Though not of the same quality as “30 Rock,” “Parks”— which follows the ins and outs of small town bureaucracy in nowhere Indiana—is still one of the best shows on television, thanks to the performance of its star Amy Poehler. Television has provided us with many memorable high status buffoons, but none have been created with as much nuance and depth as Poehler’s Leslie Knope.
It is an easy trap for the comedic actor to patronize their role, to step outside of the part and paint with broad strokes such that there is little doubt as to the contempt the actor feels for the part she is playing, as if to say, “This is not me.” Poehler rises above such condescension and uses her considerable acting ability (an area where she is noticeably superior to her “Saturday Night Live” cohort and chum Fey) to put forth a consistently vulnerable, yet hilarious performance of one of the most intriguing characters on television.
Not dissimilar to many show’s entering their third season, “Parks” can be patchy at times. Indeed, Poehler’s supporting cast is a bit uneven and some characters are just downright unlikable, most notably Ron Swanson (Nick Offerman), who seems to hit all the wrong notes as Leslie’s poker faced superior. The writing can also be rather hit or miss and can slide from comedy feast to famine in the blink of an eye. Still, Poehler’s performance makes the show worth the watch and one can only hope that NBC allows the show the opportunity to find its footing.
The Big Bang Theory on CBS has never needed to find its footing. It has been secure in its trajectory since it first aired in 2007 and seems to be hitting its peak as it moves toward the midway point of its fourth season. The show revolves around the lives of two genius misfits (Johnny Galecki and Jim Parsons), their beautiful blonde waitress neighbor (Kaley Cuoco), and their equally socially incompetent colleagues (Simon Helburg and Kunnal Nayyar).
“Bang” is unique in that it puts the lives of social misfits’ front and center, and while it uses their idiosyncrasies for comic effect at times, it never stoops to mean-spiritedness or cliché. The show’s appeal lies in each of the character’s brokenness: Helburg in particular, takes what could otherwise be a one-note role as the mama’s boy and self-perceived Casanova and devises a hilarious and loving portrait of uncertainty and repression.
“Bang” leaves the structural innovation and technical dexterity to other shows and focuses solely on the laughs. This is meat-and-potato comedy, very much in the vein of “Friends.” Indeed the show seems to be a direct descendant of the NBC classic in both style and temperament. “Bang” is a kind show, with little time for the slick irreverent tone most sitcoms take in the desperate attempt to acquire the much desired 18-24 age demographic coveted by networks and advertisers alike.

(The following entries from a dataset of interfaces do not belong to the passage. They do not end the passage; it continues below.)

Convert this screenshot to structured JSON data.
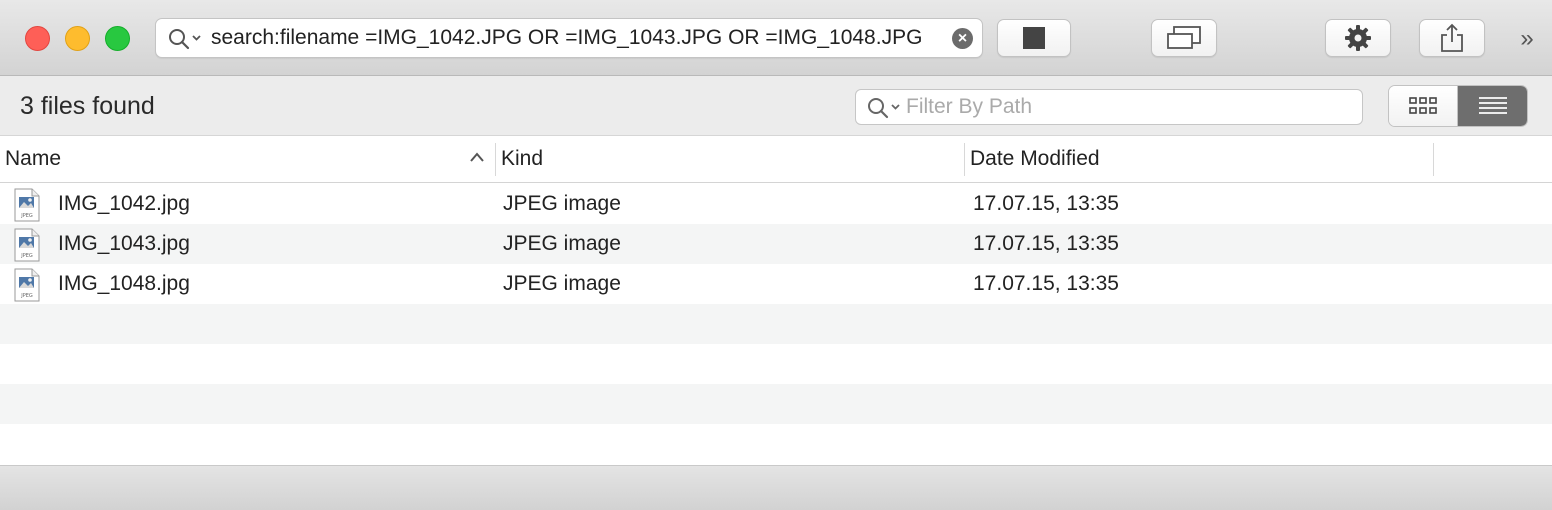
{
  "toolbar": {
    "search_query": "search:filename =IMG_1042.JPG OR =IMG_1043.JPG OR =IMG_1048.JPG",
    "clear_glyph": "×",
    "overflow_glyph": "»",
    "icons": [
      "search-icon",
      "chevron-down-icon",
      "clear-icon",
      "stop-icon",
      "window-icon",
      "gear-icon",
      "share-icon",
      "overflow-icon"
    ]
  },
  "filterbar": {
    "result_count": "3 files found",
    "filter_placeholder": "Filter By Path",
    "filter_value": "",
    "views": [
      "icon-view",
      "list-view"
    ],
    "selected_view": "list-view"
  },
  "table": {
    "columns": [
      {
        "label": "Name",
        "sort": "ascending"
      },
      {
        "label": "Kind"
      },
      {
        "label": "Date Modified"
      }
    ],
    "rows": [
      {
        "name": "IMG_1042.jpg",
        "kind": "JPEG image",
        "date": "17.07.15, 13:35"
      },
      {
        "name": "IMG_1043.jpg",
        "kind": "JPEG image",
        "date": "17.07.15, 13:35"
      },
      {
        "name": "IMG_1048.jpg",
        "kind": "JPEG image",
        "date": "17.07.15, 13:35"
      }
    ],
    "icon_badge": "JPEG"
  },
  "colors": {
    "close": "#fe5f57",
    "minimize": "#febc2e",
    "maximize": "#28c840",
    "selected_segment": "#6e6e6e"
  }
}
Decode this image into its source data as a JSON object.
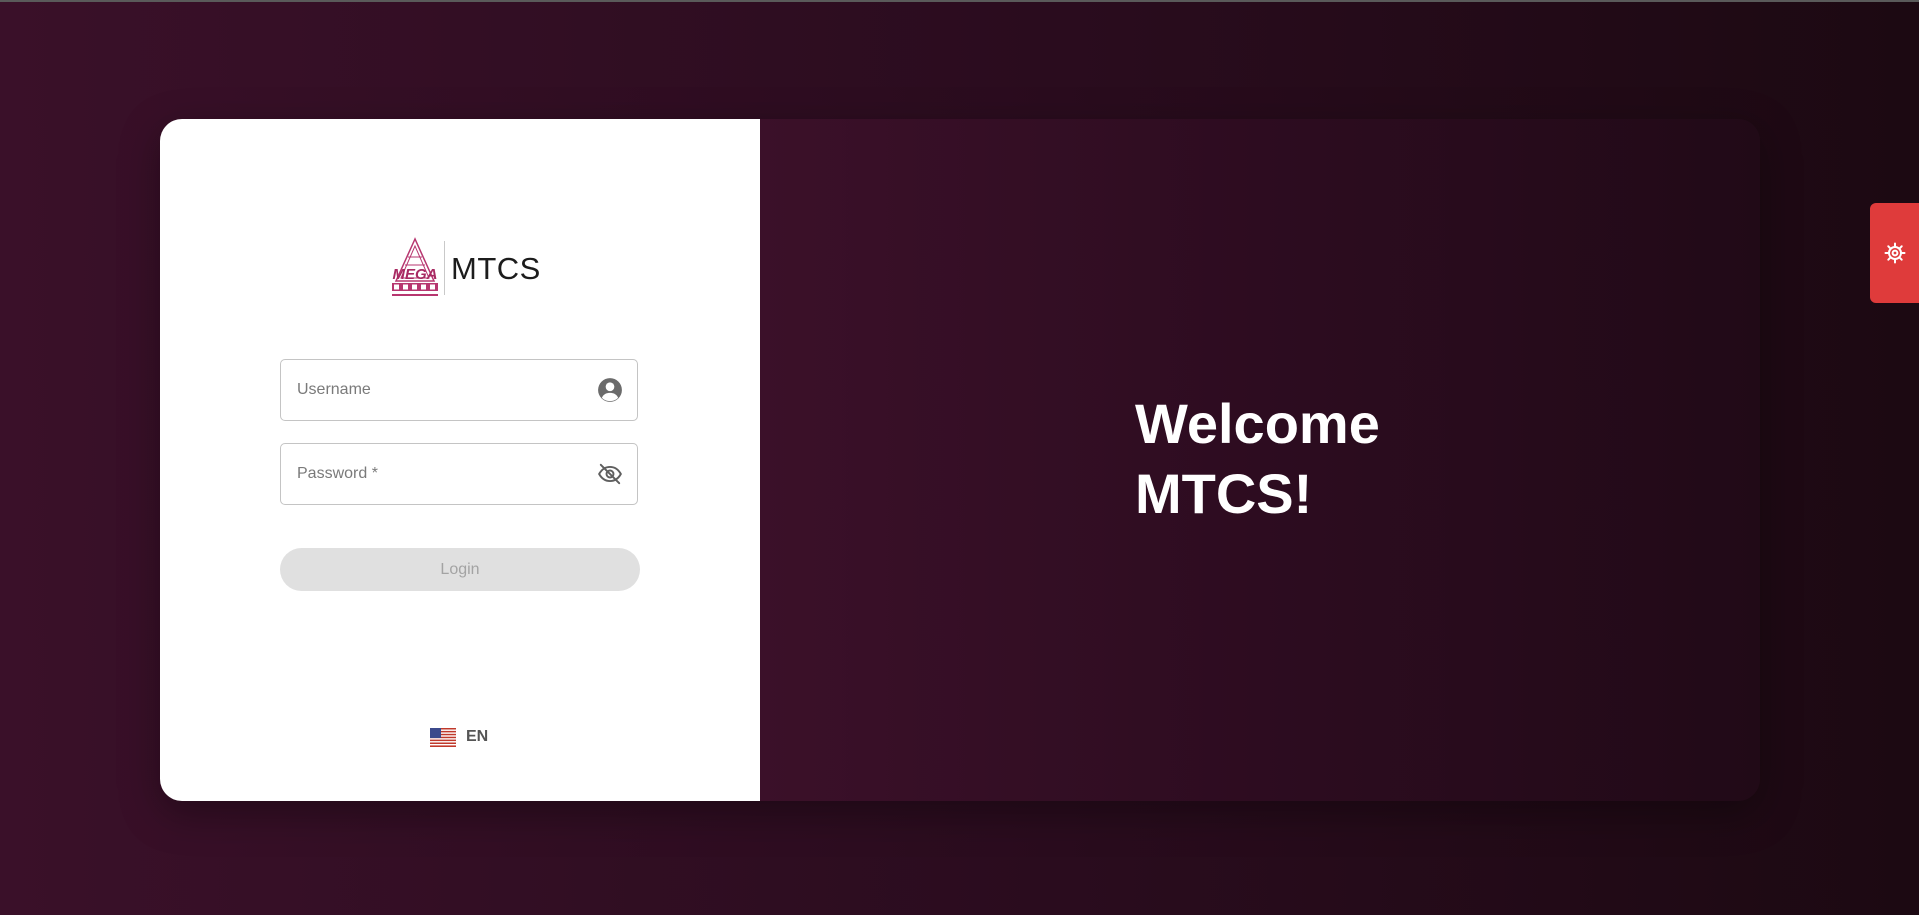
{
  "app": {
    "logo_alt": "MEGA GROUP",
    "logo_text": "MTCS",
    "logo_icon": "mega-group-logo-icon"
  },
  "form": {
    "username": {
      "placeholder": "Username",
      "value": "",
      "icon": "user-circle-icon"
    },
    "password": {
      "placeholder": "Password *",
      "value": "",
      "icon": "eye-off-icon"
    },
    "login_label": "Login"
  },
  "language": {
    "code": "EN",
    "flag_icon": "us-flag-icon"
  },
  "hero": {
    "line1": "Welcome",
    "line2": "MTCS!"
  },
  "settings": {
    "icon": "gear-icon"
  },
  "colors": {
    "brand_dark": "#3a1029",
    "settings_tab": "#df3b3b",
    "button_disabled": "#e0e0e0"
  }
}
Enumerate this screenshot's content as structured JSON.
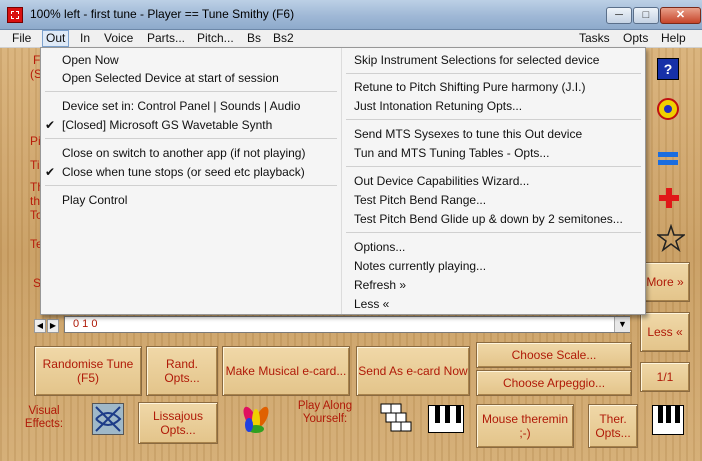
{
  "window": {
    "title": "100% left - first tune - Player == Tune Smithy (F6)",
    "minimize_label": "─",
    "maximize_label": "□",
    "close_label": "✕"
  },
  "menubar": {
    "items": [
      "File",
      "Out",
      "In",
      "Voice",
      "Parts...",
      "Pitch...",
      "Bs",
      "Bs2"
    ],
    "right_items": [
      "Tasks",
      "Opts",
      "Help"
    ],
    "active": "Out"
  },
  "dropdown": {
    "left": [
      {
        "label": "Open Now",
        "checked": false
      },
      {
        "label": "Open Selected Device at start of session",
        "checked": false
      },
      {
        "separator": true
      },
      {
        "label": "Device set in: Control Panel | Sounds | Audio",
        "checked": false
      },
      {
        "label": "[Closed] Microsoft GS Wavetable Synth",
        "checked": true
      },
      {
        "separator": true
      },
      {
        "label": "Close on switch to another app (if not playing)",
        "checked": false
      },
      {
        "label": "Close when tune stops (or seed etc playback)",
        "checked": true
      },
      {
        "separator": true
      },
      {
        "label": "Play Control",
        "checked": false
      }
    ],
    "right": [
      {
        "label": "Skip Instrument Selections for selected device"
      },
      {
        "separator": true
      },
      {
        "label": "Retune to Pitch Shifting Pure harmony (J.I.)"
      },
      {
        "label": "Just Intonation Retuning Opts..."
      },
      {
        "separator": true
      },
      {
        "label": "Send MTS Sysexes to tune this Out device"
      },
      {
        "label": "Tun and MTS Tuning Tables - Opts..."
      },
      {
        "separator": true
      },
      {
        "label": "Out Device Capabilities Wizard..."
      },
      {
        "label": "Test Pitch Bend Range..."
      },
      {
        "label": "Test Pitch Bend Glide up & down by 2 semitones..."
      },
      {
        "separator": true
      },
      {
        "label": "Options..."
      },
      {
        "label": "Notes currently playing..."
      },
      {
        "label": "Refresh »"
      },
      {
        "label": "Less «"
      }
    ]
  },
  "background_left_fragments": [
    "F",
    "(S",
    "Pi",
    "Ti",
    "Th",
    "th",
    "To",
    "Te",
    "S"
  ],
  "combo": {
    "value": "0 1 0"
  },
  "side_buttons": {
    "more": "More »",
    "less": "Less «",
    "page": "1/1"
  },
  "bottom": {
    "randomise": "Randomise Tune (F5)",
    "rand_opts": "Rand. Opts...",
    "make_musical": "Make Musical e-card...",
    "send_ecard": "Send As e-card Now",
    "choose_scale": "Choose Scale...",
    "choose_arpeggio": "Choose Arpeggio...",
    "visual_effects": "Visual Effects:",
    "lissajous": "Lissajous Opts...",
    "play_along": "Play Along Yourself:",
    "mouse_theremin": "Mouse theremin ;-)",
    "ther_opts": "Ther. Opts..."
  },
  "icons": [
    "help-icon",
    "target-icon",
    "equals-icon",
    "plus-icon",
    "star-icon",
    "lissajous-icon",
    "flower-icon",
    "steps-icon",
    "piano-icon"
  ],
  "colors": {
    "accent_text": "#b01a08",
    "wood": "#c99e62",
    "menu_bg": "#f5f5f5"
  }
}
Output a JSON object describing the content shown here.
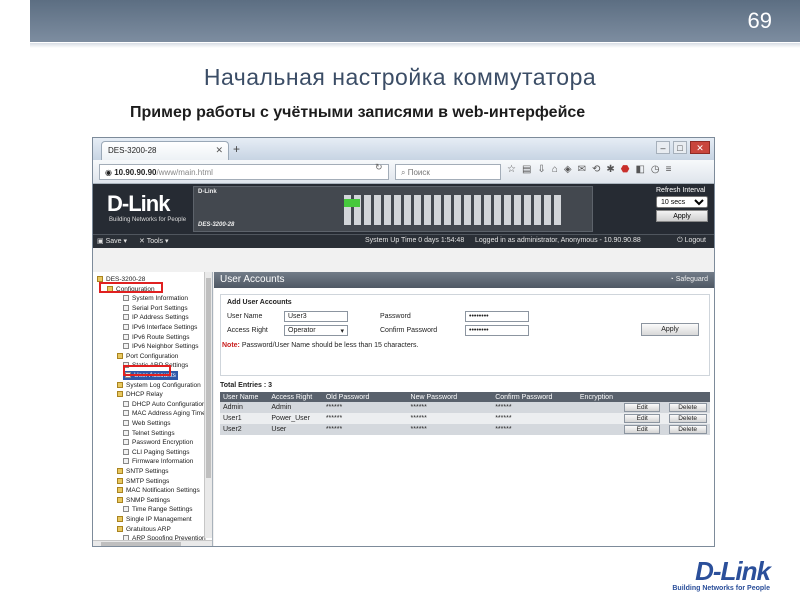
{
  "slide": {
    "page_number": "69",
    "title": "Начальная настройка коммутатора",
    "subtitle": "Пример работы с учётными записями в web-интерфейсе",
    "footer_logo": "D-Link",
    "footer_tagline": "Building Networks for People"
  },
  "browser": {
    "tab_title": "DES-3200-28",
    "url_host": "10.90.90.90",
    "url_path": "/www/main.html",
    "search_placeholder": "Поиск"
  },
  "banner": {
    "logo": "D-Link",
    "tagline": "Building Networks for People",
    "device_brand": "D-Link",
    "device_model": "DES-3200-28",
    "refresh_label": "Refresh Interval",
    "refresh_value": "10 secs",
    "refresh_apply": "Apply"
  },
  "menubar": {
    "save": "Save",
    "tools": "Tools",
    "uptime": "System Up Time 0 days 1:54:48",
    "logged_in": "Logged in as administrator, Anonymous - 10.90.90.88",
    "logout": "Logout"
  },
  "tree": [
    {
      "label": "DES-3200-28",
      "level": 0,
      "folder": true
    },
    {
      "label": "Configuration",
      "level": 1,
      "folder": true
    },
    {
      "label": "System Information",
      "level": 2
    },
    {
      "label": "Serial Port Settings",
      "level": 2
    },
    {
      "label": "IP Address Settings",
      "level": 2
    },
    {
      "label": "IPv6 Interface Settings",
      "level": 2
    },
    {
      "label": "IPv6 Route Settings",
      "level": 2
    },
    {
      "label": "IPv6 Neighbor Settings",
      "level": 2
    },
    {
      "label": "Port Configuration",
      "level": 2,
      "folder": true
    },
    {
      "label": "Static ARP Settings",
      "level": 2
    },
    {
      "label": "User Accounts",
      "level": 2,
      "selected": true
    },
    {
      "label": "System Log Configuration",
      "level": 2,
      "folder": true
    },
    {
      "label": "DHCP Relay",
      "level": 2,
      "folder": true
    },
    {
      "label": "DHCP Auto Configuration",
      "level": 2
    },
    {
      "label": "MAC Address Aging Time",
      "level": 2
    },
    {
      "label": "Web Settings",
      "level": 2
    },
    {
      "label": "Telnet Settings",
      "level": 2
    },
    {
      "label": "Password Encryption",
      "level": 2
    },
    {
      "label": "CLI Paging Settings",
      "level": 2
    },
    {
      "label": "Firmware Information",
      "level": 2
    },
    {
      "label": "SNTP Settings",
      "level": 2,
      "folder": true
    },
    {
      "label": "SMTP Settings",
      "level": 2,
      "folder": true
    },
    {
      "label": "MAC Notification Settings",
      "level": 2,
      "folder": true
    },
    {
      "label": "SNMP Settings",
      "level": 2,
      "folder": true
    },
    {
      "label": "Time Range Settings",
      "level": 2
    },
    {
      "label": "Single IP Management",
      "level": 2,
      "folder": true
    },
    {
      "label": "Gratuitous ARP",
      "level": 2,
      "folder": true
    },
    {
      "label": "ARP Spoofing Prevention",
      "level": 2
    }
  ],
  "panel": {
    "title": "User Accounts",
    "help": "Safeguard",
    "form_title": "Add User Accounts",
    "user_name_label": "User Name",
    "user_name_value": "User3",
    "password_label": "Password",
    "password_value": "••••••••",
    "access_right_label": "Access Right",
    "access_right_value": "Operator",
    "confirm_label": "Confirm Password",
    "confirm_value": "••••••••",
    "apply": "Apply",
    "note_prefix": "Note:",
    "note_text": "Password/User Name should be less than 15 characters.",
    "total": "Total Entries : 3"
  },
  "table": {
    "headers": [
      "User Name",
      "Access Right",
      "Old Password",
      "New Password",
      "Confirm Password",
      "Encryption",
      "",
      ""
    ],
    "edit_label": "Edit",
    "delete_label": "Delete",
    "rows": [
      {
        "name": "Admin",
        "right": "Admin",
        "old": "******",
        "new": "******",
        "confirm": "******"
      },
      {
        "name": "User1",
        "right": "Power_User",
        "old": "******",
        "new": "******",
        "confirm": "******"
      },
      {
        "name": "User2",
        "right": "User",
        "old": "******",
        "new": "******",
        "confirm": "******"
      }
    ]
  }
}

The landscape of television these days is a grim one, with little to appeal to a thoughtful, reflective audience. Even cable networks, which usually can be counted on to produce at least one or two offerings of particular relevance, seemed to have hit a dry spot both creatively and intellectually. Mercifully there are at least three shows that can be counted on to offer a much-needed oasis in a desert of crime.